Indigenisation Minister Saviour Kasukuwere on Wednesday said regulations to force foreign firms to offload controlling stake to local blacks will come into force next Monday, appearing to brush aside objections to the controversial rules by Prime Minister Morgan Tsvangirai.

Under the regulations announced by Kasukuwere in line with an Indigenisation and Economic Empowerment Bill passed by the then ZANU PF-controlled Parliament in 2007 and signed into law by President Robert Mugabe in March 2008, foreign owned firms will be required to cede 51 percent of shareholding to indigenous Zimbabweans within the next five years.

Tsvangirai has opposed the laws saying they were invalid because they were never discussed and adopted by Cabinet, while business leaders have been lobbying government to shelve implementation of the regulations they say will only help reinforce perceptions of Zimbabwe as a high political risk investment destination.

But Kasukuwere was adamant implementation of the regulations would go ahead as planned.

He said: “Consultations are on going but the Act will be effective. The Act will become effective March 1 as already stated. We can’t have gatherings every time to finalise this matter. Consultations will always be there, but the law will become effective Monday.”

Under the empowerment regulations foreign-owned businesses operating in Zimbabwe, including banks, mines and factories will be forced to sell a majority stake to locals by March 2015.

The regulations provides for foreigners to be compelled to sell stake to local Zimbabweans but are silent on where impoverished locals will get money to pay for stake in large mines and industries.

Many had hoped the law and other controversial laws including repressive press and security laws to be repealed following formation of the power-sharing government.

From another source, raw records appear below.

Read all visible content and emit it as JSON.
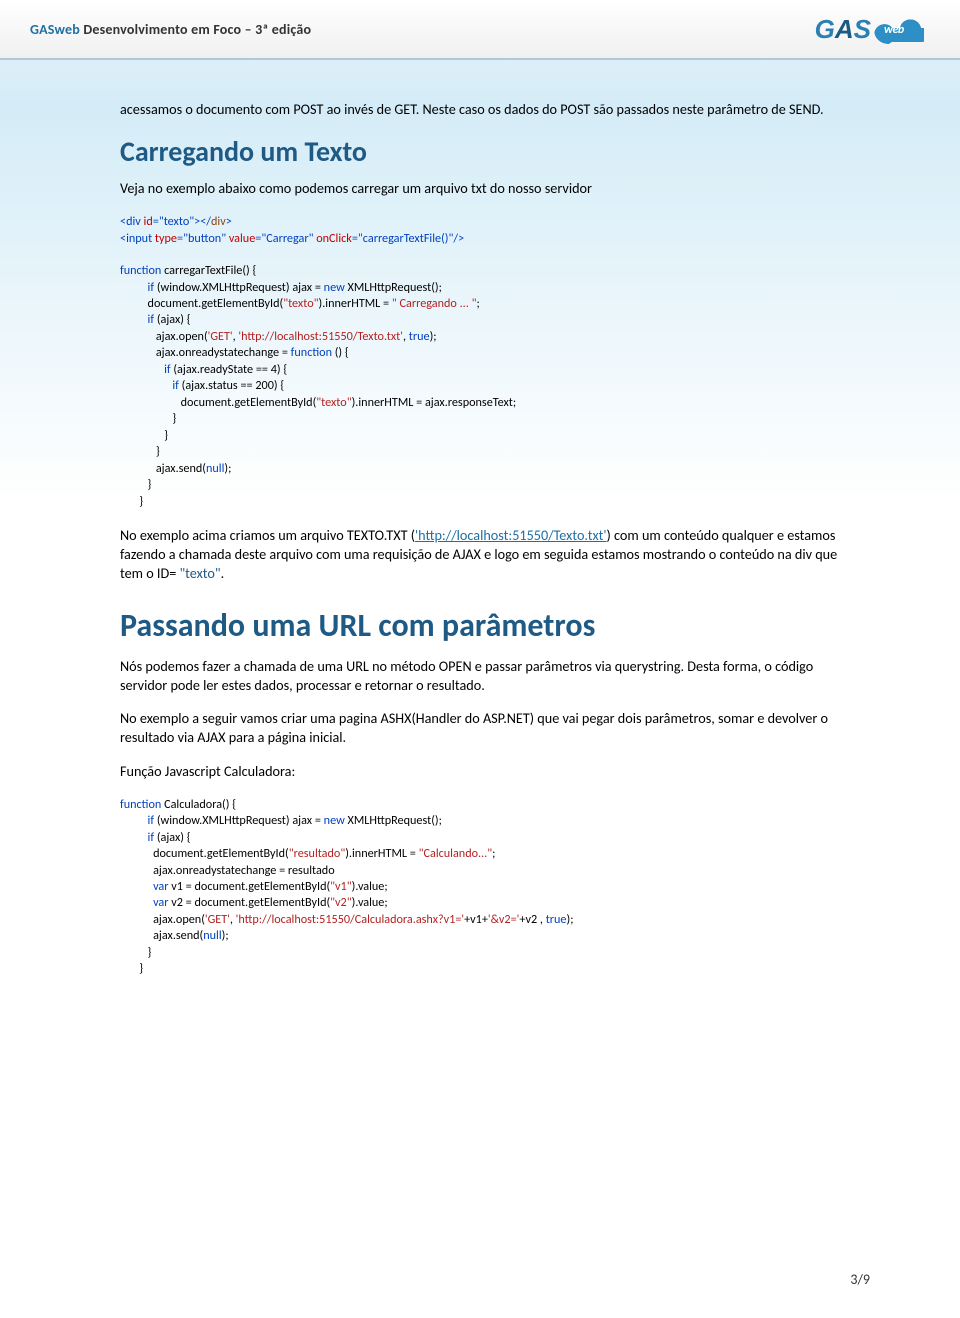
{
  "header": {
    "brand": "GASweb",
    "title_rest": " Desenvolvimento em Foco – 3ª edição"
  },
  "intro": {
    "p1": "acessamos o documento com POST ao invés de GET. Neste caso os dados do POST são passados neste parâmetro de SEND."
  },
  "section1": {
    "h": "Carregando um Texto",
    "p": "Veja no exemplo abaixo como podemos carregar um arquivo txt do nosso servidor",
    "html_line1_open": "<div",
    "html_line1_attr": " id",
    "html_line1_eq": "=\"texto\"",
    "html_line1_close1": "></",
    "html_line1_div2": "div",
    "html_line1_close2": ">",
    "html_line2_open": "<input",
    "html_line2_a1": " type",
    "html_line2_v1": "=\"button\"",
    "html_line2_a2": " value",
    "html_line2_v2": "=\"Carregar\"",
    "html_line2_a3": " onClick",
    "html_line2_v3": "=\"carregarTextFile()\"",
    "html_line2_close": "/>",
    "js": {
      "l1a": "function",
      "l1b": " carregarTextFile() {",
      "l2a": "          if",
      "l2b": " (window.XMLHttpRequest) ajax = ",
      "l2c": "new",
      "l2d": " XMLHttpRequest();",
      "l3a": "          document.getElementById(",
      "l3b": "\"texto\"",
      "l3c": ").innerHTML = ",
      "l3d": "\" Carregando ... \"",
      "l3e": ";",
      "l4a": "          if",
      "l4b": " (ajax) {",
      "l5a": "             ajax.open(",
      "l5b": "'GET'",
      "l5c": ", ",
      "l5d": "'http://localhost:51550/Texto.txt'",
      "l5e": ", ",
      "l5f": "true",
      "l5g": ");",
      "l6a": "             ajax.onreadystatechange = ",
      "l6b": "function",
      "l6c": " () {",
      "l7a": "                if",
      "l7b": " (ajax.readyState == 4) {",
      "l8a": "                   if",
      "l8b": " (ajax.status == 200) {",
      "l9a": "                      document.getElementById(",
      "l9b": "\"texto\"",
      "l9c": ").innerHTML = ajax.responseText;",
      "l10": "                   }",
      "l11": "                }",
      "l12": "             }",
      "l13a": "             ajax.send(",
      "l13b": "null",
      "l13c": ");",
      "l14": "          }",
      "l15": "       }"
    },
    "p2_a": "No exemplo acima criamos um arquivo TEXTO.TXT (",
    "p2_url": "'http://localhost:51550/Texto.txt'",
    "p2_b": ") com um conteúdo qualquer e estamos fazendo a chamada deste arquivo com uma requisição de AJAX e logo em seguida estamos mostrando o conteúdo na div que tem o ID= ",
    "p2_q": "\"texto\"",
    "p2_c": "."
  },
  "section2": {
    "h": "Passando uma URL com parâmetros",
    "p1": "Nós podemos fazer a chamada de uma URL no método OPEN e passar parâmetros via querystring. Desta forma, o código servidor pode ler estes dados, processar e retornar o resultado.",
    "p2": "No exemplo a seguir vamos criar uma pagina ASHX(Handler do ASP.NET) que vai pegar dois parâmetros, somar e devolver o resultado via AJAX para a página inicial.",
    "p3": "Função Javascript Calculadora:",
    "js": {
      "l1a": "function",
      "l1b": " Calculadora() {",
      "l2a": "          if",
      "l2b": " (window.XMLHttpRequest) ajax = ",
      "l2c": "new",
      "l2d": " XMLHttpRequest();",
      "l3a": "          if",
      "l3b": " (ajax) {",
      "l4a": "            document.getElementById(",
      "l4b": "\"resultado\"",
      "l4c": ").innerHTML = ",
      "l4d": "\"Calculando...\"",
      "l4e": ";",
      "l5": "            ajax.onreadystatechange = resultado",
      "l6a": "            var",
      "l6b": " v1 = document.getElementById(",
      "l6c": "\"v1\"",
      "l6d": ").value;",
      "l7a": "            var",
      "l7b": " v2 = document.getElementById(",
      "l7c": "\"v2\"",
      "l7d": ").value;",
      "l8a": "            ajax.open(",
      "l8b": "'GET'",
      "l8c": ", ",
      "l8d": "'http://localhost:51550/Calculadora.ashx?v1='",
      "l8e": "+v1+",
      "l8f": "'&v2='",
      "l8g": "+v2 , ",
      "l8h": "true",
      "l8i": ");",
      "l9a": "            ajax.send(",
      "l9b": "null",
      "l9c": ");",
      "l10": "          }",
      "l11": "       }"
    }
  },
  "footer": {
    "page": "3/9"
  }
}
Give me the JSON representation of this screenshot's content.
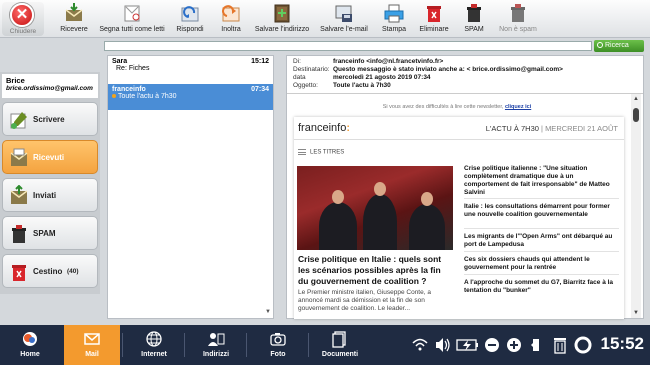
{
  "toolbar": {
    "close_label": "Chiudere",
    "items": [
      {
        "label": "Ricevere"
      },
      {
        "label": "Segna tutti come letti"
      },
      {
        "label": "Rispondi"
      },
      {
        "label": "Inoltra"
      },
      {
        "label": "Salvare l'indirizzo"
      },
      {
        "label": "Salvare l'e-mail"
      },
      {
        "label": "Stampa"
      },
      {
        "label": "Eliminare"
      },
      {
        "label": "SPAM"
      },
      {
        "label": "Non è spam"
      }
    ]
  },
  "search": {
    "value": "",
    "button_label": "Ricerca"
  },
  "account": {
    "name": "Brice",
    "email": "brice.ordissimo@gmail.com"
  },
  "folders": [
    {
      "label": "Scrivere"
    },
    {
      "label": "Ricevuti"
    },
    {
      "label": "Inviati"
    },
    {
      "label": "SPAM"
    },
    {
      "label": "Cestino",
      "count": "(40)"
    }
  ],
  "messages": [
    {
      "from": "Sara",
      "time": "15:12",
      "subject": "Re: Fiches"
    },
    {
      "from": "franceinfo",
      "time": "07:34",
      "subject": "Toute l'actu à 7h30"
    }
  ],
  "email": {
    "header": [
      {
        "key": "Di:",
        "value": "franceinfo <info@nl.francetvinfo.fr>"
      },
      {
        "key": "Destinatario:",
        "value": "Questo messaggio è stato inviato anche a: < brice.ordissimo@gmail.com>"
      },
      {
        "key": "data",
        "value": "mercoledì 21 agosto 2019 07:34"
      },
      {
        "key": "Oggetto:",
        "value": "Toute l'actu à 7h30"
      }
    ],
    "note": "Si vous avez des difficultés à lire cette newsletter,",
    "note_link": "cliquez ici",
    "logo": "franceinfo",
    "logo_colon": ":",
    "edition": "L'ACTU À 7H30",
    "edition_sep": "|",
    "edition_date": "MERCREDI 21 AOÛT",
    "section_title": "LES TITRES",
    "main_headline": "Crise politique en Italie : quels sont les scénarios possibles après la fin du gouvernement de coalition ?",
    "main_body": "Le Premier ministre italien, Giuseppe Conte, a annoncé mardi sa démission et la fin de son gouvernement de coalition. Le leader...",
    "side_headlines": [
      "Crise politique italienne : \"Une situation complètement dramatique due à un comportement de fait irresponsable\" de Matteo Salvini",
      "Italie : les consultations démarrent pour former une nouvelle coalition gouvernementale",
      "Les migrants de l'\"Open Arms\" ont débarqué au port de Lampedusa",
      "Ces six dossiers chauds qui attendent le gouvernement pour la rentrée",
      "A l'approche du sommet du G7, Biarritz face à la tentation du \"bunker\""
    ]
  },
  "taskbar": {
    "items": [
      {
        "label": "Home"
      },
      {
        "label": "Mail"
      },
      {
        "label": "Internet"
      },
      {
        "label": "Indirizzi"
      },
      {
        "label": "Foto"
      },
      {
        "label": "Documenti"
      }
    ],
    "clock": "15:52"
  }
}
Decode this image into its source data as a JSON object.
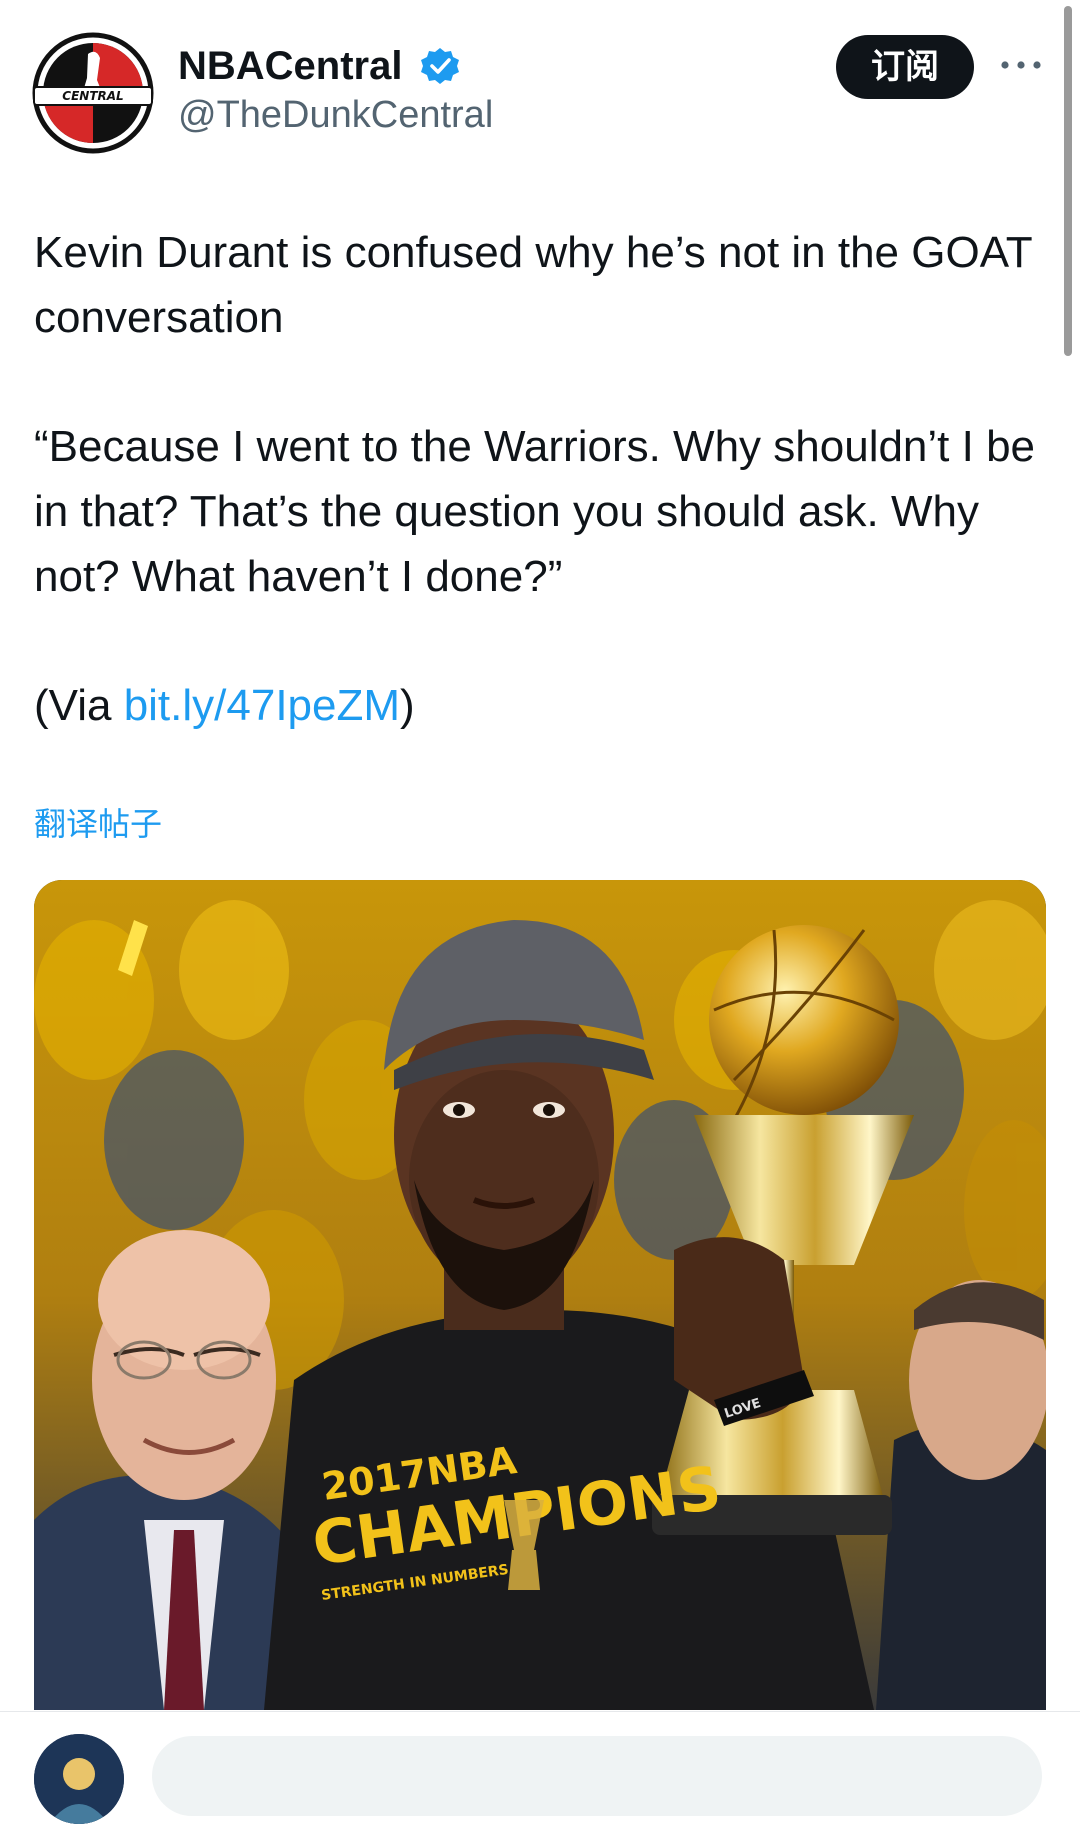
{
  "tweet": {
    "author": {
      "display_name": "NBACentral",
      "handle": "@TheDunkCentral",
      "verified": true,
      "avatar_logo_text": "CENTRAL",
      "avatar_icon": "basketball-logo-icon",
      "verified_icon": "verified-check-icon"
    },
    "header_actions": {
      "subscribe_label": "订阅",
      "more_icon": "more-horizontal-icon"
    },
    "text": {
      "line1": "Kevin Durant is confused why he’s not in the GOAT conversation",
      "quote": "“Because I went to the Warriors. Why shouldn’t I be in that? That’s the question you should ask. Why not? What haven’t I done?”",
      "via_prefix": "(Via ",
      "via_link": "bit.ly/47IpeZM",
      "via_suffix": ")"
    },
    "translate_label": "翻译帖子",
    "media": {
      "shirt_text_year_brand": "2017NBA",
      "shirt_text_title": "CHAMPIONS",
      "shirt_sub": "STRENGTH IN NUMBERS",
      "wristband_text": "LOVE"
    }
  },
  "reply_bar": {
    "avatar_icon": "user-avatar-icon"
  },
  "colors": {
    "link": "#1d9bf0",
    "text": "#0f1419",
    "secondary_text": "#536471",
    "subscribe_bg": "#0f1419",
    "warriors_yellow": "#f2b500",
    "warriors_blue": "#1d428a"
  }
}
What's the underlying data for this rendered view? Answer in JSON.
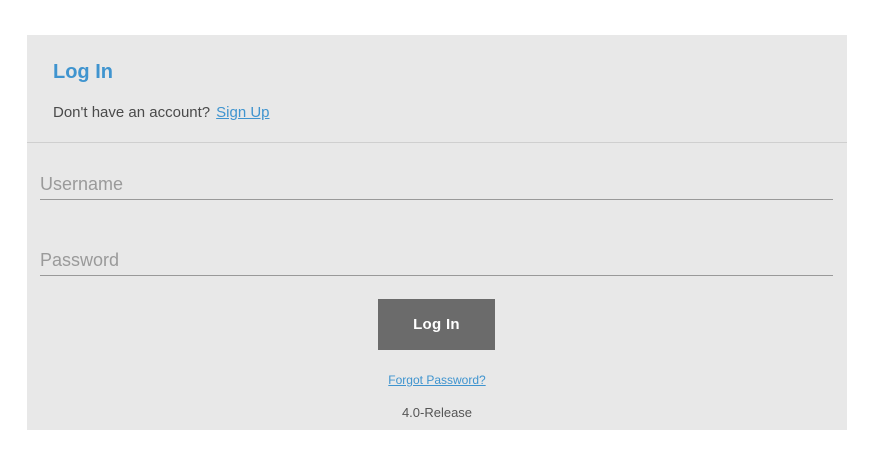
{
  "header": {
    "title": "Log In",
    "account_prompt": "Don't have an account?",
    "signup_link": "Sign Up"
  },
  "form": {
    "username": {
      "value": "",
      "placeholder": "Username"
    },
    "password": {
      "value": "",
      "placeholder": "Password"
    },
    "submit_label": "Log In"
  },
  "footer": {
    "forgot_password_link": "Forgot Password?",
    "version": "4.0-Release"
  },
  "colors": {
    "accent": "#3f94cf",
    "card_background": "#e8e8e8",
    "button_background": "#6b6b6b"
  }
}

Revival of the empowerment laws has sparked fears among business of a repeat of in industry of a repeat of the chaos that befell agriculture after a similar government programme to empower blacks saw white-owned commercial farms seized without compensation.